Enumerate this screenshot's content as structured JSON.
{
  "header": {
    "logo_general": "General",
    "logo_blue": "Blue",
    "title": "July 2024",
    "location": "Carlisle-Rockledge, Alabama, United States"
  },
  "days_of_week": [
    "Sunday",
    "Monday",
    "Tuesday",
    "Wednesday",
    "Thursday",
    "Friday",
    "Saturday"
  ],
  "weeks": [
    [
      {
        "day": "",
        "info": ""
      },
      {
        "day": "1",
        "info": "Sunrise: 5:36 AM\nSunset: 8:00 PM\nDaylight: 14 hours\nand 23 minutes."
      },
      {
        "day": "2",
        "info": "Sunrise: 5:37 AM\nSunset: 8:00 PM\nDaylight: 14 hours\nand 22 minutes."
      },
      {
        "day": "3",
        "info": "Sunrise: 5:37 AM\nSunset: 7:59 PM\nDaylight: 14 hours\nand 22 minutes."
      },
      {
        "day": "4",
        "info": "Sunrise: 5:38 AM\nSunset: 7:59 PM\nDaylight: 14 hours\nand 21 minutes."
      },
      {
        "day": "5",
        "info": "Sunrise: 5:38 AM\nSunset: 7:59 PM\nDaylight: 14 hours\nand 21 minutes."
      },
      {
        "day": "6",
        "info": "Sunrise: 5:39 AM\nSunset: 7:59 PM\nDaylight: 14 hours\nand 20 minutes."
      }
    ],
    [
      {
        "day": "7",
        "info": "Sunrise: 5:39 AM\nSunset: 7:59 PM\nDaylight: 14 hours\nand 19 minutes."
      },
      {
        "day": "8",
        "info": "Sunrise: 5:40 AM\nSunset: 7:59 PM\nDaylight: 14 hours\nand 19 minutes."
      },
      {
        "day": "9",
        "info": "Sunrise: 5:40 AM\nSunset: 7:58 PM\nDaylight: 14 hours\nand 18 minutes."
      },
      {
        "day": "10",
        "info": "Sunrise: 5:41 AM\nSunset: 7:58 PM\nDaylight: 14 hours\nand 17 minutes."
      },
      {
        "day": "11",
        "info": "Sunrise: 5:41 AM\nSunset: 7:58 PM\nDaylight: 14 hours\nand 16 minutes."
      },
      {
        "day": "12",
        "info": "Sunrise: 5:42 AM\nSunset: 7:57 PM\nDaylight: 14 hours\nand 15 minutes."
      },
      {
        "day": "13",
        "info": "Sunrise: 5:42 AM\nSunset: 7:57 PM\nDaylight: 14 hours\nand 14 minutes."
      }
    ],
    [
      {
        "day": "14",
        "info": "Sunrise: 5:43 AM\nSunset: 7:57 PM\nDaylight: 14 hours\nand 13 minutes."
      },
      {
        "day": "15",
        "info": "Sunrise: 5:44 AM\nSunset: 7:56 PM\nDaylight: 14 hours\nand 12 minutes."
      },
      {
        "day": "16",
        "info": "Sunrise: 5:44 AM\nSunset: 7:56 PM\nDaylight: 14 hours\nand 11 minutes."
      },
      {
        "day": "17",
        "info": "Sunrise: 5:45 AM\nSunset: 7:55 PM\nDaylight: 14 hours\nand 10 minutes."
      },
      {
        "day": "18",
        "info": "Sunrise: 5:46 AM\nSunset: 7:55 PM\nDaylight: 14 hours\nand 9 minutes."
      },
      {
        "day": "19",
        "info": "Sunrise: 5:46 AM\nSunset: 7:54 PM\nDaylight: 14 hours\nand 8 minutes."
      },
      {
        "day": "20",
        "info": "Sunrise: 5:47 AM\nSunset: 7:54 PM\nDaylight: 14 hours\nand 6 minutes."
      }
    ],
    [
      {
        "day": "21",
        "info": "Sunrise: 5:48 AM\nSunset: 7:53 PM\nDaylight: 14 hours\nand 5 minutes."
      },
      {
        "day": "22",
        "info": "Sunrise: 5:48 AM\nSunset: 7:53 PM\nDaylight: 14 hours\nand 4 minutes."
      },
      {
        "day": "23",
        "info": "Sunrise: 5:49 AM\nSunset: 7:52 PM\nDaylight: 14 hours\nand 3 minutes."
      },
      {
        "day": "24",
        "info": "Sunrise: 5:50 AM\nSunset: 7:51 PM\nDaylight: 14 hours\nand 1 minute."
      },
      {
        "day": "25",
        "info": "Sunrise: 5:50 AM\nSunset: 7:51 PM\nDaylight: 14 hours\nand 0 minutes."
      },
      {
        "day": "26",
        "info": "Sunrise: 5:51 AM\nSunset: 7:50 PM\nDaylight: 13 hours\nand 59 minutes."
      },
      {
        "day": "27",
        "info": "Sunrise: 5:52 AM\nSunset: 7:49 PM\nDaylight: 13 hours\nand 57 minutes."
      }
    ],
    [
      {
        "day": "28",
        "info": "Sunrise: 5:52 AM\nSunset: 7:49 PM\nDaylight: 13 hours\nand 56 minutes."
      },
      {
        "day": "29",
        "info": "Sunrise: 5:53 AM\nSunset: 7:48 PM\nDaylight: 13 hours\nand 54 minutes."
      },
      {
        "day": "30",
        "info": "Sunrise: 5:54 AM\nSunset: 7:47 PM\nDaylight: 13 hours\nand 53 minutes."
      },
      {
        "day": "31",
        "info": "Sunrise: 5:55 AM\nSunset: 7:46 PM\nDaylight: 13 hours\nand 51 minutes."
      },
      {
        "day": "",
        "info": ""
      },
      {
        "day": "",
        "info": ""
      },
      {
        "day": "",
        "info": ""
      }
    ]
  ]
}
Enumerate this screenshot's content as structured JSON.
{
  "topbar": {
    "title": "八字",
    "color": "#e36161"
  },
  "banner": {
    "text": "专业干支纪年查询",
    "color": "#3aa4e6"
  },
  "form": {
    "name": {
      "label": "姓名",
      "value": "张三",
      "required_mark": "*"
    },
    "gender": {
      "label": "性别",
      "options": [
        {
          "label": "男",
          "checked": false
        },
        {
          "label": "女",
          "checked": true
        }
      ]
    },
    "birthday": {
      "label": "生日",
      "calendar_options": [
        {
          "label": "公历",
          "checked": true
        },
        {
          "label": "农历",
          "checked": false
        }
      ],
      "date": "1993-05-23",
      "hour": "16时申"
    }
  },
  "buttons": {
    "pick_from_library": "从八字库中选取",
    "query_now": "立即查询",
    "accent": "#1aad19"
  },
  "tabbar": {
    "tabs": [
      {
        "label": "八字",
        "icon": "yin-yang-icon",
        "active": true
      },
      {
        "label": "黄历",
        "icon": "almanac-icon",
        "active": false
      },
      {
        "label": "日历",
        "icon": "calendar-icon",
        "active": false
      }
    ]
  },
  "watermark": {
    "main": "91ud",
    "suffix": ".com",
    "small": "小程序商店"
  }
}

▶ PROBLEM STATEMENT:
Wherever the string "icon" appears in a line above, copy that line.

▶ ANSWER:
        "icon": "yin-yang-icon",
        "icon": "almanac-icon",
        "icon": "calendar-icon",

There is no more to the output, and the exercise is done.